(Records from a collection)
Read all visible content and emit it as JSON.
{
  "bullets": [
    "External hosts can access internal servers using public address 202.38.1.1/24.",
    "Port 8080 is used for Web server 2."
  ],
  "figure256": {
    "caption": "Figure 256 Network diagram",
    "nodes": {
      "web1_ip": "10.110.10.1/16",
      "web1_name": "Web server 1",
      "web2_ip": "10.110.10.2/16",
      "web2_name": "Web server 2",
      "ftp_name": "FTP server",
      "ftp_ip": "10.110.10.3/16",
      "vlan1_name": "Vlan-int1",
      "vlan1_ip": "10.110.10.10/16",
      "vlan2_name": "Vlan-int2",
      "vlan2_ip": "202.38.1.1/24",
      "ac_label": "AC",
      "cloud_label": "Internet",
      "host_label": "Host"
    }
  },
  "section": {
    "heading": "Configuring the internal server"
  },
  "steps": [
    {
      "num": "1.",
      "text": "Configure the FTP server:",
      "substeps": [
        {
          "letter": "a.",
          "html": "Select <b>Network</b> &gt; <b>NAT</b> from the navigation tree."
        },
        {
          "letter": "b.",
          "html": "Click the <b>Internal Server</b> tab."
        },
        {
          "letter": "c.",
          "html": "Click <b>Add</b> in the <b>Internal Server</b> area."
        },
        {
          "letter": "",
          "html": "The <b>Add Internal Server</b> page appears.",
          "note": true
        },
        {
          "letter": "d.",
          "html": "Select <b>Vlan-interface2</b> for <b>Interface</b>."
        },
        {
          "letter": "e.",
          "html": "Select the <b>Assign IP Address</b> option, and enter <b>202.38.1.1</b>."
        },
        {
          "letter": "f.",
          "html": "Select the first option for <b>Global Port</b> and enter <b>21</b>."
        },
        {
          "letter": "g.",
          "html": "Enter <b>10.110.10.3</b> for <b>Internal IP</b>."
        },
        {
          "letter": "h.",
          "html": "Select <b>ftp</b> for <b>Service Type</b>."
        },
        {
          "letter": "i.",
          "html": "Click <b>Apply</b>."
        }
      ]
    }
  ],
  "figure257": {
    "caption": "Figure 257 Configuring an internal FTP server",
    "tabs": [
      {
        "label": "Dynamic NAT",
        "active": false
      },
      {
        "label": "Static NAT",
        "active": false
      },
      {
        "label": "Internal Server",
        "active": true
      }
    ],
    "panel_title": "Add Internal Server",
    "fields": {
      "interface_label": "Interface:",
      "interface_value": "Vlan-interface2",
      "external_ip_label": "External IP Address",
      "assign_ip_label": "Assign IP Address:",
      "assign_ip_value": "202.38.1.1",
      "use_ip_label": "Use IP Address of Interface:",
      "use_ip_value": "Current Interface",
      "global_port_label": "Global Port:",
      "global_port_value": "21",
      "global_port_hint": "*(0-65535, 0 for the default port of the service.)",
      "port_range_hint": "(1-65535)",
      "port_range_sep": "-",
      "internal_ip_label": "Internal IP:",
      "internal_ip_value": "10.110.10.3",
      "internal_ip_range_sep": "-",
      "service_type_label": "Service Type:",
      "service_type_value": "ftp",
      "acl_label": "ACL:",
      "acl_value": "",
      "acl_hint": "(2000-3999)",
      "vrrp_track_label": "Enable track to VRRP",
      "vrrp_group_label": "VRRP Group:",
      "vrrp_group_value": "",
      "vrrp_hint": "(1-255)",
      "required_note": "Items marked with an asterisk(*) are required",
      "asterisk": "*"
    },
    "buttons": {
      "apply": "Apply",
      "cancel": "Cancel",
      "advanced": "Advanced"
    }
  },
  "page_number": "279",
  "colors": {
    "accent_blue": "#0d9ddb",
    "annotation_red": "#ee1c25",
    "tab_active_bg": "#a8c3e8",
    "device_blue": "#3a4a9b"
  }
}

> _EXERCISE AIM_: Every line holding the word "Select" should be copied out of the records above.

> _SOLUTION FOR THIS EXERCISE_:
          "html": "Select <b>Network</b> &gt; <b>NAT</b> from the navigation tree."
          "html": "Select <b>Vlan-interface2</b> for <b>Interface</b>."
          "html": "Select the <b>Assign IP Address</b> option, and enter <b>202.38.1.1</b>."
          "html": "Select the first option for <b>Global Port</b> and enter <b>21</b>."
          "html": "Select <b>ftp</b> for <b>Service Type</b>."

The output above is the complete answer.